On accepting hard things I feel I have deep experience in this so let me start at the beginning. It would be most appropriate to start there with where I learned the power to accept hard things. Or even more learned that I had to accept hard things, that it was for my inevitable benefit to do so.
Most people struggle with this, but for me the lesson I was given at a young age made it a part of me, it was ingrained in me, in every fiber of my being. And for this I’m so very grateful.
The First Lesson In Accepting Hard Things
The first lesson in life came to me at a very young. Hand delivered by mouth to my little spongy ears that took in so much of what came through. Things resonated in a way that they don’t as we age. It’s the newness of it I suppose. The freshness. It’s that book Suzuki or this age old philosophy – Zen Mind Beginner’s Mind. It is indeed how we want to be because it helps us be more open to foreign ideas, people, places, things. It offers a fresh gaze. It’s a perspective we don’t have and we glean something new from it.
So my incredible mother told me at a very young age, the first time I recall her saying this – was at the ripe, yet tender age of 5. She looked me deep in the eye, piercing through my little soul and spirit with her soft and warm gaze, “Life Is Hard.”
And kaboom. There it was. That was the first time I’d heard it. And then from there on out it was a constant in my life, that phrase.
It was not meant to scare me or harden me or derail me, but more maternal in it’s proclivity. It was there to toughen me in the warmest and most splendor of ways. It was there to prepare me. It was the, “put on your big girl pants,” affirmation, but with a depth of clarity.
And so there you have it. This information given to me very matter of factly so when things got hard there seemed to always be a profound sense of knowing and acceptance that has come with it for me because of these 3 words that were instilled in me.
And let me tell you things got hard. I’ve had a trying and traumatic life and I’ll share more on that in the coming days.
While I’ve been writing for so long I see know how evident it is I was made a writer. It’s not coincidence I’ve had a hard life with enormous challenges and struggles which offer exemplary writing material. More on that later.
How To Accept Hard Things
So now let’s consider how you should begin to accept hard things.
First of all you should know and understand that life is hard. It’s a fact. It’s actually hard. There are ups and downs, peaks and valleys, highs and lows, but with broader perspective – just accepting is the first step to beginning to surrender.
And with the surrender of this knowing comes less resistance. It’s less intolerable when the hard stuff does happen cause you already know and have already accepted life is hard.

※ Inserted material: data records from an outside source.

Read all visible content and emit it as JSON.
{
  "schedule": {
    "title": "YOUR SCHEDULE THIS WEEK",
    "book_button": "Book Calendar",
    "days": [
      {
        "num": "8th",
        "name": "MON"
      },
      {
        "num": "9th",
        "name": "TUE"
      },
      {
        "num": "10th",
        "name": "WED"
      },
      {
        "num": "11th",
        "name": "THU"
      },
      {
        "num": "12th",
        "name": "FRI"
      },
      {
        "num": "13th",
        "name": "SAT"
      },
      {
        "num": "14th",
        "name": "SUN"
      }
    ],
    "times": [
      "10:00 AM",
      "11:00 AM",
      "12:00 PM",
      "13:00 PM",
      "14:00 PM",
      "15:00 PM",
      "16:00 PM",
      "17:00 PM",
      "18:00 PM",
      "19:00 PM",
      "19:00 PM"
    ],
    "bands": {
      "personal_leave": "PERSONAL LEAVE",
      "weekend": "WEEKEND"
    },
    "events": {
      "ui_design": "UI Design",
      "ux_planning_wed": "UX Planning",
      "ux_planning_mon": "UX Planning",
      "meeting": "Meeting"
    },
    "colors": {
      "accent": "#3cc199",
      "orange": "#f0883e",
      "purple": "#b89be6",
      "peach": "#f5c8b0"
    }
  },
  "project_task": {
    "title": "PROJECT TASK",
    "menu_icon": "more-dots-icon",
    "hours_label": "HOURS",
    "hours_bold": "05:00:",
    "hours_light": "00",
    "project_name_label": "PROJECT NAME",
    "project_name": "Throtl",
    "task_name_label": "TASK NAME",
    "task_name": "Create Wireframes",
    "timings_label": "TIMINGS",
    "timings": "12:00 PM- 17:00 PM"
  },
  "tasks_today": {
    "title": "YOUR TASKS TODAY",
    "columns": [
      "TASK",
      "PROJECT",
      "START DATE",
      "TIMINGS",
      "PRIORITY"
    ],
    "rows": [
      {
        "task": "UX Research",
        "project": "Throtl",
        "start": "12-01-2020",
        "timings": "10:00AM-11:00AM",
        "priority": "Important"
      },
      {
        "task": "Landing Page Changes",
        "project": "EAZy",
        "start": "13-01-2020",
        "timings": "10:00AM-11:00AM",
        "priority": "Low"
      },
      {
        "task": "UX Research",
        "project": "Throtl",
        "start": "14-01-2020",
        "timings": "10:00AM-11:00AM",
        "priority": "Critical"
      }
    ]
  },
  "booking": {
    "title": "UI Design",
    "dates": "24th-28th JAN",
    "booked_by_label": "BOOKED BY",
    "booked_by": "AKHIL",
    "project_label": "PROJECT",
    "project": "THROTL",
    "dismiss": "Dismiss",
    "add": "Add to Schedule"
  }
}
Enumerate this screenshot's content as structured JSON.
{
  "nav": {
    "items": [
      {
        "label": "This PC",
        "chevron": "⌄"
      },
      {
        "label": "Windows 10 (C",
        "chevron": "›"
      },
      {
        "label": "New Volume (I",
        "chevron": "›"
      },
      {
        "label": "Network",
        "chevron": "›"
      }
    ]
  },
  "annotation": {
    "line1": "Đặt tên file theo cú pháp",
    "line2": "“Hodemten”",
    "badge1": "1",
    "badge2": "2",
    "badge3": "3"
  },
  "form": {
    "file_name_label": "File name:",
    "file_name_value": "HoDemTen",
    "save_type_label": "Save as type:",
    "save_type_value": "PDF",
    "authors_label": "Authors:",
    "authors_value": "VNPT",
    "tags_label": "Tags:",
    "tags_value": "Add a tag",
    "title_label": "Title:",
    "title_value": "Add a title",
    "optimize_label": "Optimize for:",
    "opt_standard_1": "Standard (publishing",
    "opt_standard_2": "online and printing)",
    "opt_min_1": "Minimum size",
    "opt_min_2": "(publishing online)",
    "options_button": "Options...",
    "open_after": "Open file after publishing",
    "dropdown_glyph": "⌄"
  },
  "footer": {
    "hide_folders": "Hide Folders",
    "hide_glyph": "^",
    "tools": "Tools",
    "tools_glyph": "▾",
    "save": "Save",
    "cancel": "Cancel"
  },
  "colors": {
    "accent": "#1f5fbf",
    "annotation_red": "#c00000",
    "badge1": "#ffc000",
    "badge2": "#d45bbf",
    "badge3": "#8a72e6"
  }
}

Consider all you’ve been through thus far. Consider how far you’ve come. Think of all you’ve already overcome and warrior-ed through up until now. And learn the path of least resistance.
In order to accept there is inevitable surrender. Relinquish the need for explanation and the need to have it your way. How often has life not gone your way? Probably more than it has so just, let it go.
Reframing The Way You See And Understand Life
Now here are some pointers for reframing it all –
The first thing to do is start going deeper with yourself in life. Learning to have deeper understanding of life.
I do this with ample wisdom that was left by the sages before us. Buddhist teachings, Sikh teachings, Hinduism all have something for us to gain in life not to mention some of the great writers in the spiritual and self help space.
Don Miguel Ruiz, Tara Brach, Sharon Salzberg, Joe Dispenza, Dalai Lama, Thich Nhat Hanh, Eckart Tolle, just to name a few. Checkout the bookshop for some of my favorite reads.
There is some deeper inquisition and lessons that are taught in these old religions that give us a narrative to live by, hope to live by and faith that this is all par for the course.
When you start learning from the sages you automatically begin to reframe how you see and understand life.
Begin the deeper contemplative work. Ask more questions. Get more curious. Read more. Inquire more. Go within. For help with this download my Ultimate Self Inquisition Guide here.
So become more inquisitive. Start to go deeper with your shortcomings. “Delve in to the lessons of your failures. Learn from those failures and use them as a catalyst for growth. Don’t use your failures as excuses to quit or give up or live in some perpetual state of victimhood.” Sue Dhillon